Diplomacy starts with domestic housing

Diplomacy starts with domestic housing
© Nicole Vas

If the United States is serious about leading with diplomacy, strengthening the State Department and diplomatic corps, and ensuring that the face of our nation abroad is more representative of our melting pot at home, it will require eliminating the disincentives to long-term training and to serving domestically for our nation’s diplomats.  

Some of my colleagues are driving for Uber after their day jobs, renting out their spare bedrooms to roommates and taking loans from their retirement funds simply to afford living in D.C. during their domestic assignments. The situation for my Foreign Service specialist colleagues, who typically earn less over the course of their careers than a generalist such as myself, can be even more acute. Our State Department Civil Service colleagues, often the issue experts and institutional continuity, face a similar set of challenges with the cost of living in Washington without the benefit of savings acquired from postings abroad.  

A majority of the domestic postings available to the Foreign Service are located at our headquarters in Foggy Bottom. While some of my colleagues engineer their careers to serve exclusively, or principally, overseas, it is increasingly rare. It is also considered paramount to one’s ability to effectively advance U.S. policy abroad to have experience in D.C., to understand how the mothership operates and navigates the broader Washington inter-agency milieu. 


I would go further and advocate that every Foreign Service officer should spend a year or more in D.C. positions as a part of their initial onboarding. I’m confident I could have been a more effective entry-level officer overseas if I had first gained insight into the sausage-making in Washington. 

The reason so many of my peers and younger colleagues often angle to avoid a domestic assignment, however, is quite simply economic — and is getting worse. According to salary.com, the cost of living in D.C. is 56.1 percent higher than the national average. According to the National Association of Realtors, the median sales price of a single-family home in the Washington metro area is $417,400. That’s more expensive than both New York City ($403,900) and Philadelphia ($224,600). If my math checks out, an FS-03 Foreign Service officer (roughly equivalent to a major in the armed forces) would be left with $180 a month in total income after paying the average rent in D.C., daycare expenses, a 5 percent contribution to his or her “Thrift Savings Plan” retirement fund, insurance and taxes. That’s $180 … in the fifth most expensive city in the United States. If we want to recruit and retain the best diplomatic corps, it shouldn’t be unreasonable to expect that its members could afford an assignment in their own nation’s capital. 

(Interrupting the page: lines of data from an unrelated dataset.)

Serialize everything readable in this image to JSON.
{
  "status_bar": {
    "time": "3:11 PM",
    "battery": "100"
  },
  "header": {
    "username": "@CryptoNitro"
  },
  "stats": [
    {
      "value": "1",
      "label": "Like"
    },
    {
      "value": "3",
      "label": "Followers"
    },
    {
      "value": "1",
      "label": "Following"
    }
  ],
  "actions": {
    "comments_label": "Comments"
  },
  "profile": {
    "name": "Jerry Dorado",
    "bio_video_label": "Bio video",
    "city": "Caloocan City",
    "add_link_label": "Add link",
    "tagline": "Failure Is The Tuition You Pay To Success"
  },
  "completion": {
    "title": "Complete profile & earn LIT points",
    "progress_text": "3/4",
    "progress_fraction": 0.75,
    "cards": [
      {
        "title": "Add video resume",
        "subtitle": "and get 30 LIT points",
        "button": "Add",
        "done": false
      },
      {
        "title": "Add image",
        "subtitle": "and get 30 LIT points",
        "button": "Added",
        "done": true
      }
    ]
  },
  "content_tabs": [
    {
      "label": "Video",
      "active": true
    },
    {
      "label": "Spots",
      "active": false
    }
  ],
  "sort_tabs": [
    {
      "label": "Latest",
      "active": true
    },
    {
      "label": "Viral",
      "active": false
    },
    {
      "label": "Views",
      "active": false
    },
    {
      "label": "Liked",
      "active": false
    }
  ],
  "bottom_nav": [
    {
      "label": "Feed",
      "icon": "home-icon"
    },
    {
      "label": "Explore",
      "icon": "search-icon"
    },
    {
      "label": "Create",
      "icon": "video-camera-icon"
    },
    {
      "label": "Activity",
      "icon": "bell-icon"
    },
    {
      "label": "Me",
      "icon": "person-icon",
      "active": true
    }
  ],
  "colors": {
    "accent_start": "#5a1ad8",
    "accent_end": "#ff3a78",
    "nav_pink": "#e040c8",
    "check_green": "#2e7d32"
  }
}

I’ve spent a fulfilling 20 years serving our country in the Foreign Service. I’ve had unparalleled experiences. I am fortunate to serve in a “tandem” couple, with my wife a fellow diplomat. While presenting its own unique challenges, that has provided us with the economic cushion of a two-income household. 

Even with that cushion, it would have been nearly impossible for us to purchase a home in D.C. 14 years ago without family support. That luxury, I’m confident, contributes in some part to the makeup of the Foreign Service. People without that support are no less eager to own a home, so they opt for different careers in different places. I am currently paying $5,500 a month out of pocket for the educational “opportunity” to live in Palo Alto, Calif., and to be a National Security Affairs Fellow at Stanford’s Hoover Institute. I have to wonder how many of my peers have passed on this opportunity simply because they didn’t want to make the financial sacrifice. My military colleagues in the same program receive more than $6,000 a month in housing stipend. 

That military stipend is evidence that the solution to the problem exists within our own federal government. While the majority of my Foreign Service colleagues don’t carry guns or fly fighter planes, they do serve abroad in dangerous places; they do put their lives at risk and suffer many of the same strains and stresses, often for longer periods of time, as our military colleagues who are deployed. I recently read that more U.S. ambassadors than U.S. military flag officers have died abroad since World War II. 


That said, an 0-3 military captain – roughly equivalent in grade to an FS-04 Foreign Service officer, with an annual salary difference of about $4,000 – assigned to D.C., on top of the domestic cost-of-living allowance and childcare benefits (which the State Department does not offer), would receive $3,159 a month (i.e., the salary difference with the FS-04 is erased in just over a month) in base allowance for housing (BAH) compensation when assigned to the D.C. metropolitan area.  

Is it unreasonable to ask that a Foreign Service officer returning from three years abroad to work on foreign policy in Foggy Bottom be afforded the same benefit? 

Chase A. Beamer, a U.S. Foreign Service officer, is a national security affairs fellow at the Stanford University Hoover Institution. He has served in diplomatic posts in Africa, Europe and Latin America. The views expressed here are those of the author and do not reflect the official policy or position of the State Department or the U.S. government.